Limerick-native Fr Seamus Madigan has been appointed head chaplain to the Irish Defence Forces.
His appointment follows nine years as chaplain at Sarsfield Barracks in Limerick.
In that time he has served on overseas missions in Kosovo, Chad and the Lebanon as well as providing pastoral care and spiritual support to Defence Forces members in Limerick.
Fr Seamus said it is was “a great honour” to be appointed to the new role, where he will head up a team of 14 chaplains.
“It is a big move, but it is a great opportunity too,” said Fr Seamus, who will be based at Defence Forces headquarters in McKee Barracks in Dublin.
“I will be quite involved with the 1916 centenary celebrations and it will be a wonderful honour to be in the centre of that,” he added.
Fr Seamus’ mother Kathleen and six of his seven siblings still live in the Croagh area.
He was ordained in Croagh in 1991 for the Society of St Francis de Sales (Salesians), and was incardinated in the Diocese of Limerick in 2003 when he was appointed chaplain in Castletroy Community College, a post he held until taking up the chaplaincy at Sarsfield Barracks, where he served for nine years.
He also served as Diocesan Communications Officer for a period until 2007, and presented a show on Live 95FM and 102fm local radio.
Congratulating Fr Madigan on his appointment, the Bishop of Limerick, Dr Brendan Leahy said, “Seamus has been a very popular chaplain in Sarsfield Barracks both in his duties here and during his service abroad with the peacekeeping operations.
“He will now take his strong and caring pastoral role and spiritual support to the national post and we wish him well in this.

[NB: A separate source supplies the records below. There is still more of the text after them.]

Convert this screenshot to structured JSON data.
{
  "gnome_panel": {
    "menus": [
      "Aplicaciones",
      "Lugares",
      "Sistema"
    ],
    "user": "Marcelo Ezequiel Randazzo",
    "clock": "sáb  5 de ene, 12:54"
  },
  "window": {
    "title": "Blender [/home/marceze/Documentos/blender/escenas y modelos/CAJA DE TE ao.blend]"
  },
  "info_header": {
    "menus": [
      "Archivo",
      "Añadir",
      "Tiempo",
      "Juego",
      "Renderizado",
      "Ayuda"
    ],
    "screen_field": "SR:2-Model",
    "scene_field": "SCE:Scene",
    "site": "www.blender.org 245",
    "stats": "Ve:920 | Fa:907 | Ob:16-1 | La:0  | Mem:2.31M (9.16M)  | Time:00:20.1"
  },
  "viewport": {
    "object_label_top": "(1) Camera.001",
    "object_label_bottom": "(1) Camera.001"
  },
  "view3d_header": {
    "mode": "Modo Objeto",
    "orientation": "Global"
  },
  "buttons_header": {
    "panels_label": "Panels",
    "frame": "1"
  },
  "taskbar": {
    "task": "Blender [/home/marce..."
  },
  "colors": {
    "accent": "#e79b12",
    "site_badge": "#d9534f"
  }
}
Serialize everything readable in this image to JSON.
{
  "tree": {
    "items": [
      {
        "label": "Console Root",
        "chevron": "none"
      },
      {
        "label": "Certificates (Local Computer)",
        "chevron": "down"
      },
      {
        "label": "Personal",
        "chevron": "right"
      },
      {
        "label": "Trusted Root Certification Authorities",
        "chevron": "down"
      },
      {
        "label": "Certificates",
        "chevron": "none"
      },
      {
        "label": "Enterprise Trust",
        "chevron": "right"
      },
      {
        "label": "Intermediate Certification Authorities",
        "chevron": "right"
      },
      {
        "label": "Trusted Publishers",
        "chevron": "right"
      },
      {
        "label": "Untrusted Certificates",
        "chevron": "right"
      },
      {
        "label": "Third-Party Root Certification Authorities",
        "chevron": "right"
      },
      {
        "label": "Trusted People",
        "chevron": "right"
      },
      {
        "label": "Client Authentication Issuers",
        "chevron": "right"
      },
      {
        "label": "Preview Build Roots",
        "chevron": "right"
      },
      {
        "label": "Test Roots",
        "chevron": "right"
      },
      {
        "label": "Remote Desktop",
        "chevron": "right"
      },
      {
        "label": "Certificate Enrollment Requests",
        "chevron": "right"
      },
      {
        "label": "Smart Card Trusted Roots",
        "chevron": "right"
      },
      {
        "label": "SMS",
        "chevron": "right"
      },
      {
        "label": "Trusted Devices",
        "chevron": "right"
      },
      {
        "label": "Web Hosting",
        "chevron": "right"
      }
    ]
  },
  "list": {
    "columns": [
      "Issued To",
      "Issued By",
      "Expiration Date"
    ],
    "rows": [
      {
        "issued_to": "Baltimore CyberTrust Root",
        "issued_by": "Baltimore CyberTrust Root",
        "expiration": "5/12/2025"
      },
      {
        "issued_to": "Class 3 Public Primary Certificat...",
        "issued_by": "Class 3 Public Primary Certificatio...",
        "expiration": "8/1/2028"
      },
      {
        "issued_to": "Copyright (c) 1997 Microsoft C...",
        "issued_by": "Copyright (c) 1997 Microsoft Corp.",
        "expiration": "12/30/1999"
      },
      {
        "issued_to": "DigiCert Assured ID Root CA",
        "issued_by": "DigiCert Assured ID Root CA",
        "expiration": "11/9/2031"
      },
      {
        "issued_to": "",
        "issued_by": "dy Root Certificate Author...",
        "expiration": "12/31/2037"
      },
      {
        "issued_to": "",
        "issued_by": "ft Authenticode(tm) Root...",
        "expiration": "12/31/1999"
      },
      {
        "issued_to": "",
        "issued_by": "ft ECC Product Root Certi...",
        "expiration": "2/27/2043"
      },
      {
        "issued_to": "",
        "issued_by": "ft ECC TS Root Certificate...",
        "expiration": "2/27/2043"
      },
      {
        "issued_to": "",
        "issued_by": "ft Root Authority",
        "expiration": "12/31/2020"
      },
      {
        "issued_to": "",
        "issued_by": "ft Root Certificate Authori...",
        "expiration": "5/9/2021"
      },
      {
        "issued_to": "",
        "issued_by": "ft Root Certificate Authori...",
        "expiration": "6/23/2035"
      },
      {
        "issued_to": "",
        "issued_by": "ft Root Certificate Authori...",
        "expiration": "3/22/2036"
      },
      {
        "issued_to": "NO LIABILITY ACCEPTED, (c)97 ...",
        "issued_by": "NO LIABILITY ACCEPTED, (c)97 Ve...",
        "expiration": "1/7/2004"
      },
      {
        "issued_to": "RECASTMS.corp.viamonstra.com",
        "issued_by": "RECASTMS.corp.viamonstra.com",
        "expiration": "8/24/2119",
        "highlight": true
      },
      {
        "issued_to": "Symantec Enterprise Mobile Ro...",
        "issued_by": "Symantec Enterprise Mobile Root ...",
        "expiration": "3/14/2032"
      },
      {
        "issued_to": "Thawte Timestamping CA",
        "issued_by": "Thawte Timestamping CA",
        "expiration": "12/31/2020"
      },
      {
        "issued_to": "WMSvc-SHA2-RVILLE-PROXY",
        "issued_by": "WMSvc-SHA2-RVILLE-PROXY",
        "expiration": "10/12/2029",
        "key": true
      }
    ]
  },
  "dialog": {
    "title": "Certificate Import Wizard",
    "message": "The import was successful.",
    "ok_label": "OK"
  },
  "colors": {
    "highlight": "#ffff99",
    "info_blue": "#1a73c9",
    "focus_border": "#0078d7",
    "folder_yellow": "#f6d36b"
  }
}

We will miss him, but at least we know he will also have contact with Limerick in his new role, and look forward to meeting him through that.”
Chaplains are appointed to a military installation by their bishop or religious superior after consultation with the head chaplain and following approval by the Minister for Defence.
All bring with them qualifications and skills in from a wide range of pastoral care situations as university chaplains and lecturers, former missionaries, teachers, musicians, broadcasting, sportsmen.
Chaplains do not carry rank. Instead they hold the title ‘Chaplain to the Forces’ (CF).
A chaplain accompanies each deployment of soldiers. During the activation of a unit, he familiarises himself with all appointment holders and with all ranks.
His contact with all personnel is also supported by chaplains at home in Ireland and with fellow chaplains from other nationalities serving in the mission area.